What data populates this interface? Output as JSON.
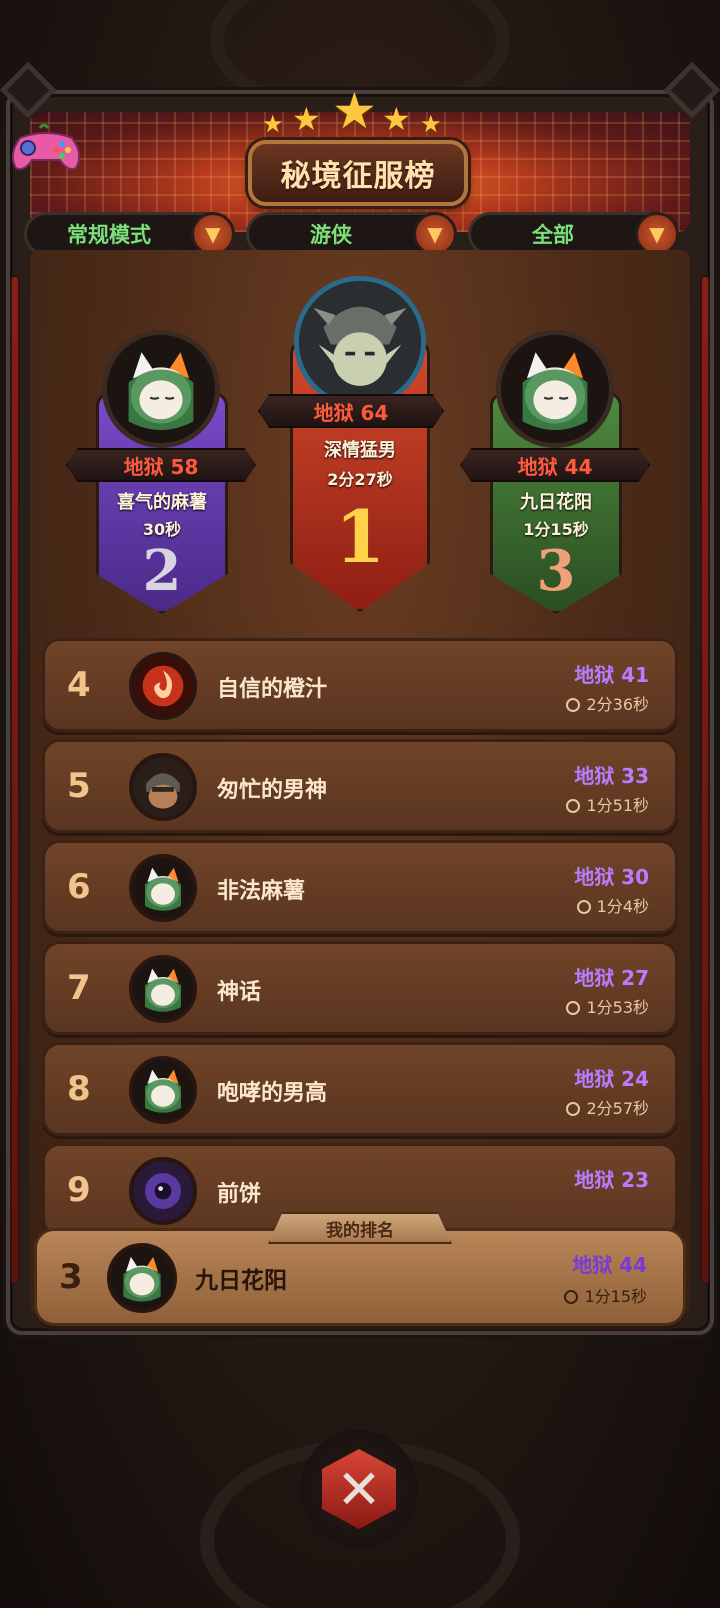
{
  "header": {
    "title": "秘境征服榜"
  },
  "filters": [
    {
      "label": "常规模式"
    },
    {
      "label": "游侠"
    },
    {
      "label": "全部"
    }
  ],
  "podium": [
    {
      "place": "2",
      "level": "地狱 58",
      "name": "喜气的麻薯",
      "time": "30秒"
    },
    {
      "place": "1",
      "level": "地狱 64",
      "name": "深情猛男",
      "time": "2分27秒"
    },
    {
      "place": "3",
      "level": "地狱 44",
      "name": "九日花阳",
      "time": "1分15秒"
    }
  ],
  "list": [
    {
      "rank": "4",
      "name": "自信的橙汁",
      "level": "地狱 41",
      "time": "2分36秒",
      "avatar": "fire"
    },
    {
      "rank": "5",
      "name": "匆忙的男神",
      "level": "地狱 33",
      "time": "1分51秒",
      "avatar": "knight"
    },
    {
      "rank": "6",
      "name": "非法麻薯",
      "level": "地狱 30",
      "time": "1分4秒",
      "avatar": "fox"
    },
    {
      "rank": "7",
      "name": "神话",
      "level": "地狱 27",
      "time": "1分53秒",
      "avatar": "fox"
    },
    {
      "rank": "8",
      "name": "咆哮的男高",
      "level": "地狱 24",
      "time": "2分57秒",
      "avatar": "fox"
    },
    {
      "rank": "9",
      "name": "前饼",
      "level": "地狱 23",
      "time": "",
      "avatar": "eye"
    }
  ],
  "my_rank": {
    "tab_label": "我的排名",
    "rank": "3",
    "name": "九日花阳",
    "level": "地狱 44",
    "time": "1分15秒"
  },
  "colors": {
    "level_purple": "#b87cff",
    "first_red": "#c63a22",
    "second_purple": "#5a3aa0",
    "third_green": "#3e6a32",
    "filter_green": "#7be07a"
  },
  "icons": {
    "filter_dropdown": "triangle-down-icon",
    "close": "crossed-swords-icon",
    "game_controller": "gamepad-icon"
  }
}
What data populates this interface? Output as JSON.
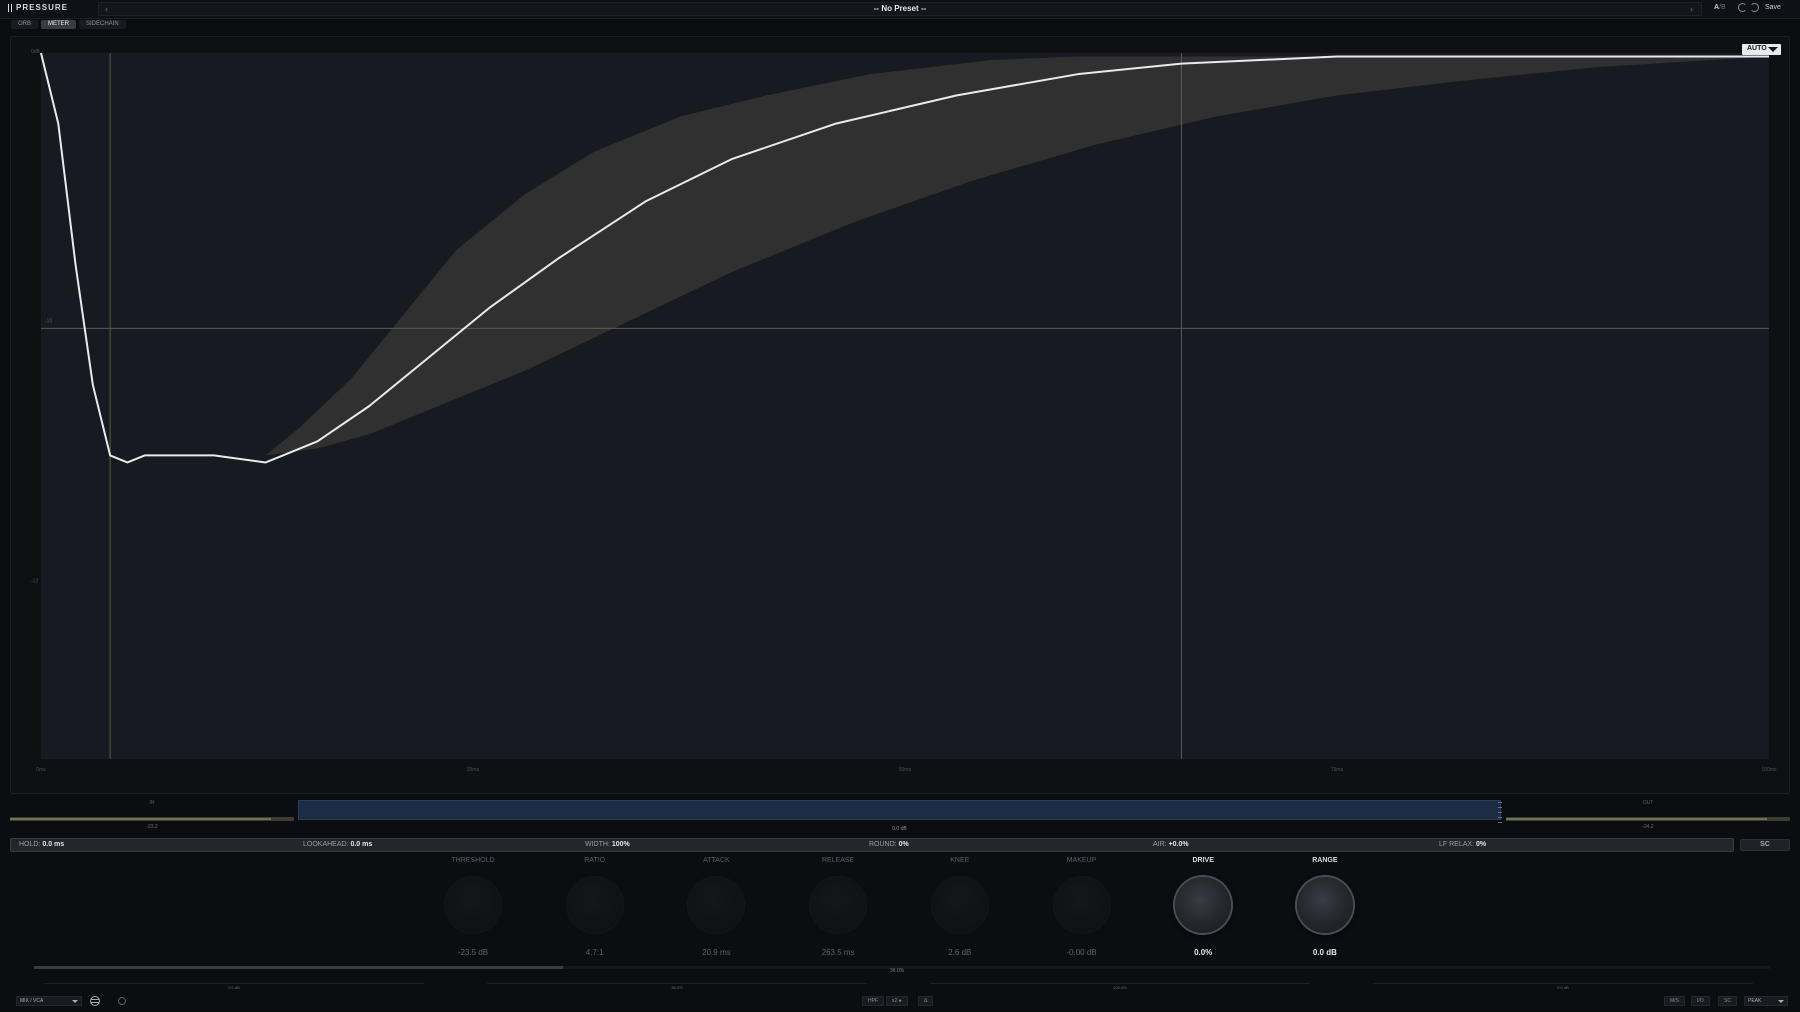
{
  "app": {
    "title": "PRESSURE"
  },
  "preset": {
    "name": "-- No Preset --",
    "prev": "‹",
    "next": "›"
  },
  "header": {
    "ab_active": "A",
    "ab_sep": "/",
    "ab_other": "B",
    "save_label": "Save",
    "undo_icon": "undo-icon",
    "redo_icon": "redo-icon"
  },
  "tabs": [
    {
      "label": "ORB",
      "active": false
    },
    {
      "label": "METER",
      "active": true
    },
    {
      "label": "SIDECHAIN",
      "active": false
    }
  ],
  "graph": {
    "auto_label": "AUTO",
    "colors": {
      "curve": "#e9eaee",
      "band": "#3a3835",
      "grid": "#5a5c4e",
      "bg": "#181a22"
    },
    "curve_points": [
      [
        0,
        0
      ],
      [
        1,
        10
      ],
      [
        2,
        30
      ],
      [
        3,
        47
      ],
      [
        4,
        57
      ],
      [
        5,
        58
      ],
      [
        6,
        57
      ],
      [
        10,
        57
      ],
      [
        13,
        58
      ],
      [
        14,
        57
      ],
      [
        16,
        55
      ],
      [
        19,
        50
      ],
      [
        22,
        44
      ],
      [
        26,
        36
      ],
      [
        30,
        29
      ],
      [
        35,
        21
      ],
      [
        40,
        15
      ],
      [
        46,
        10
      ],
      [
        53,
        6
      ],
      [
        60,
        3
      ],
      [
        66,
        1.5
      ],
      [
        75,
        0.5
      ],
      [
        100,
        0.5
      ]
    ],
    "band_upper": [
      [
        13,
        57
      ],
      [
        15,
        53
      ],
      [
        18,
        46
      ],
      [
        21,
        37
      ],
      [
        24,
        28
      ],
      [
        28,
        20
      ],
      [
        32,
        14
      ],
      [
        37,
        9
      ],
      [
        42,
        6
      ],
      [
        48,
        3
      ],
      [
        55,
        1
      ],
      [
        60,
        0.5
      ],
      [
        100,
        0.5
      ]
    ],
    "band_lower": [
      [
        13,
        57
      ],
      [
        16,
        56
      ],
      [
        19,
        54
      ],
      [
        23,
        50
      ],
      [
        28,
        45
      ],
      [
        34,
        38
      ],
      [
        40,
        31
      ],
      [
        47,
        24
      ],
      [
        54,
        18
      ],
      [
        61,
        13
      ],
      [
        68,
        9
      ],
      [
        75,
        6
      ],
      [
        82,
        4
      ],
      [
        90,
        2
      ],
      [
        100,
        0.5
      ]
    ],
    "crosshair": {
      "x1": 4,
      "x2": 66,
      "y": 39
    },
    "x_ticks": [
      "0ms",
      "25ms",
      "50ms",
      "75ms",
      "100ms"
    ],
    "y_ticks": [
      "0dB",
      "",
      "",
      "-12",
      "",
      "",
      ""
    ],
    "y_marker": "-10"
  },
  "meters": {
    "in": {
      "label": "IN",
      "value": "-23.2",
      "level": 0.92
    },
    "out": {
      "label": "OUT",
      "value": "-24.2",
      "level": 0.92
    },
    "gr": {
      "value": "0.0 dB"
    }
  },
  "params": [
    {
      "label": "HOLD:",
      "value": "0.0 ms"
    },
    {
      "label": "LOOKAHEAD:",
      "value": "0.0 ms"
    },
    {
      "label": "WIDTH:",
      "value": "100%"
    },
    {
      "label": "ROUND:",
      "value": "0%"
    },
    {
      "label": "AIR:",
      "value": "+0.0%"
    },
    {
      "label": "LF RELAX:",
      "value": "0%"
    }
  ],
  "sc_label": "SC",
  "knobs": [
    {
      "name": "THRESHOLD",
      "value": "-23.5 dB",
      "bright": false
    },
    {
      "name": "RATIO",
      "value": "4.7:1",
      "bright": false
    },
    {
      "name": "ATTACK",
      "value": "20.9 ms",
      "bright": false
    },
    {
      "name": "RELEASE",
      "value": "263.5 ms",
      "bright": false
    },
    {
      "name": "KNEE",
      "value": "2.6 dB",
      "bright": false
    },
    {
      "name": "MAKEUP",
      "value": "-0.00 dB",
      "bright": false
    },
    {
      "name": "DRIVE",
      "value": "0.0%",
      "bright": true
    },
    {
      "name": "RANGE",
      "value": "0.0 dB",
      "bright": true
    }
  ],
  "mix": {
    "value": "36.0%",
    "level": 0.305
  },
  "sub_sliders": [
    {
      "value": "0.0 dB"
    },
    {
      "value": "36.0%"
    },
    {
      "value": "100.0%"
    },
    {
      "value": "0.0 dB"
    }
  ],
  "footer": {
    "mode": "MIX / VCA",
    "globe_icon": "globe-icon",
    "power_icon": "power-icon",
    "center_buttons": [
      "HPF",
      "x2 ●",
      "Δ"
    ],
    "right_buttons": [
      "M/S",
      "I/O",
      "SC"
    ],
    "right_select": "PEAK"
  }
}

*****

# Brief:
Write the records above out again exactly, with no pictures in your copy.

# Exercise response:
What data populates this interface? Output as JSON.
{
  "header": {
    "title": "秘境征服榜"
  },
  "filters": [
    {
      "label": "常规模式"
    },
    {
      "label": "游侠"
    },
    {
      "label": "全部"
    }
  ],
  "podium": [
    {
      "place": "2",
      "level": "地狱 58",
      "name": "喜气的麻薯",
      "time": "30秒"
    },
    {
      "place": "1",
      "level": "地狱 64",
      "name": "深情猛男",
      "time": "2分27秒"
    },
    {
      "place": "3",
      "level": "地狱 44",
      "name": "九日花阳",
      "time": "1分15秒"
    }
  ],
  "list": [
    {
      "rank": "4",
      "name": "自信的橙汁",
      "level": "地狱 41",
      "time": "2分36秒",
      "avatar": "fire"
    },
    {
      "rank": "5",
      "name": "匆忙的男神",
      "level": "地狱 33",
      "time": "1分51秒",
      "avatar": "knight"
    },
    {
      "rank": "6",
      "name": "非法麻薯",
      "level": "地狱 30",
      "time": "1分4秒",
      "avatar": "fox"
    },
    {
      "rank": "7",
      "name": "神话",
      "level": "地狱 27",
      "time": "1分53秒",
      "avatar": "fox"
    },
    {
      "rank": "8",
      "name": "咆哮的男高",
      "level": "地狱 24",
      "time": "2分57秒",
      "avatar": "fox"
    },
    {
      "rank": "9",
      "name": "前饼",
      "level": "地狱 23",
      "time": "",
      "avatar": "eye"
    }
  ],
  "my_rank": {
    "tab_label": "我的排名",
    "rank": "3",
    "name": "九日花阳",
    "level": "地狱 44",
    "time": "1分15秒"
  },
  "colors": {
    "level_purple": "#b87cff",
    "first_red": "#c63a22",
    "second_purple": "#5a3aa0",
    "third_green": "#3e6a32",
    "filter_green": "#7be07a"
  },
  "icons": {
    "filter_dropdown": "triangle-down-icon",
    "close": "crossed-swords-icon",
    "game_controller": "gamepad-icon"
  }
}
What data populates this interface? Output as JSON.
{
  "app": {
    "title": "PRESSURE"
  },
  "preset": {
    "name": "-- No Preset --",
    "prev": "‹",
    "next": "›"
  },
  "header": {
    "ab_active": "A",
    "ab_sep": "/",
    "ab_other": "B",
    "save_label": "Save",
    "undo_icon": "undo-icon",
    "redo_icon": "redo-icon"
  },
  "tabs": [
    {
      "label": "ORB",
      "active": false
    },
    {
      "label": "METER",
      "active": true
    },
    {
      "label": "SIDECHAIN",
      "active": false
    }
  ],
  "graph": {
    "auto_label": "AUTO",
    "colors": {
      "curve": "#e9eaee",
      "band": "#3a3835",
      "grid": "#5a5c4e",
      "bg": "#181a22"
    },
    "curve_points": [
      [
        0,
        0
      ],
      [
        1,
        10
      ],
      [
        2,
        30
      ],
      [
        3,
        47
      ],
      [
        4,
        57
      ],
      [
        5,
        58
      ],
      [
        6,
        57
      ],
      [
        10,
        57
      ],
      [
        13,
        58
      ],
      [
        14,
        57
      ],
      [
        16,
        55
      ],
      [
        19,
        50
      ],
      [
        22,
        44
      ],
      [
        26,
        36
      ],
      [
        30,
        29
      ],
      [
        35,
        21
      ],
      [
        40,
        15
      ],
      [
        46,
        10
      ],
      [
        53,
        6
      ],
      [
        60,
        3
      ],
      [
        66,
        1.5
      ],
      [
        75,
        0.5
      ],
      [
        100,
        0.5
      ]
    ],
    "band_upper": [
      [
        13,
        57
      ],
      [
        15,
        53
      ],
      [
        18,
        46
      ],
      [
        21,
        37
      ],
      [
        24,
        28
      ],
      [
        28,
        20
      ],
      [
        32,
        14
      ],
      [
        37,
        9
      ],
      [
        42,
        6
      ],
      [
        48,
        3
      ],
      [
        55,
        1
      ],
      [
        60,
        0.5
      ],
      [
        100,
        0.5
      ]
    ],
    "band_lower": [
      [
        13,
        57
      ],
      [
        16,
        56
      ],
      [
        19,
        54
      ],
      [
        23,
        50
      ],
      [
        28,
        45
      ],
      [
        34,
        38
      ],
      [
        40,
        31
      ],
      [
        47,
        24
      ],
      [
        54,
        18
      ],
      [
        61,
        13
      ],
      [
        68,
        9
      ],
      [
        75,
        6
      ],
      [
        82,
        4
      ],
      [
        90,
        2
      ],
      [
        100,
        0.5
      ]
    ],
    "crosshair": {
      "x1": 4,
      "x2": 66,
      "y": 39
    },
    "x_ticks": [
      "0ms",
      "25ms",
      "50ms",
      "75ms",
      "100ms"
    ],
    "y_ticks": [
      "0dB",
      "",
      "",
      "-12",
      "",
      "",
      ""
    ],
    "y_marker": "-10"
  },
  "meters": {
    "in": {
      "label": "IN",
      "value": "-23.2",
      "level": 0.92
    },
    "out": {
      "label": "OUT",
      "value": "-24.2",
      "level": 0.92
    },
    "gr": {
      "value": "0.0 dB"
    }
  },
  "params": [
    {
      "label": "HOLD:",
      "value": "0.0 ms"
    },
    {
      "label": "LOOKAHEAD:",
      "value": "0.0 ms"
    },
    {
      "label": "WIDTH:",
      "value": "100%"
    },
    {
      "label": "ROUND:",
      "value": "0%"
    },
    {
      "label": "AIR:",
      "value": "+0.0%"
    },
    {
      "label": "LF RELAX:",
      "value": "0%"
    }
  ],
  "sc_label": "SC",
  "knobs": [
    {
      "name": "THRESHOLD",
      "value": "-23.5 dB",
      "bright": false
    },
    {
      "name": "RATIO",
      "value": "4.7:1",
      "bright": false
    },
    {
      "name": "ATTACK",
      "value": "20.9 ms",
      "bright": false
    },
    {
      "name": "RELEASE",
      "value": "263.5 ms",
      "bright": false
    },
    {
      "name": "KNEE",
      "value": "2.6 dB",
      "bright": false
    },
    {
      "name": "MAKEUP",
      "value": "-0.00 dB",
      "bright": false
    },
    {
      "name": "DRIVE",
      "value": "0.0%",
      "bright": true
    },
    {
      "name": "RANGE",
      "value": "0.0 dB",
      "bright": true
    }
  ],
  "mix": {
    "value": "36.0%",
    "level": 0.305
  },
  "sub_sliders": [
    {
      "value": "0.0 dB"
    },
    {
      "value": "36.0%"
    },
    {
      "value": "100.0%"
    },
    {
      "value": "0.0 dB"
    }
  ],
  "footer": {
    "mode": "MIX / VCA",
    "globe_icon": "globe-icon",
    "power_icon": "power-icon",
    "center_buttons": [
      "HPF",
      "x2 ●",
      "Δ"
    ],
    "right_buttons": [
      "M/S",
      "I/O",
      "SC"
    ],
    "right_select": "PEAK"
  }
}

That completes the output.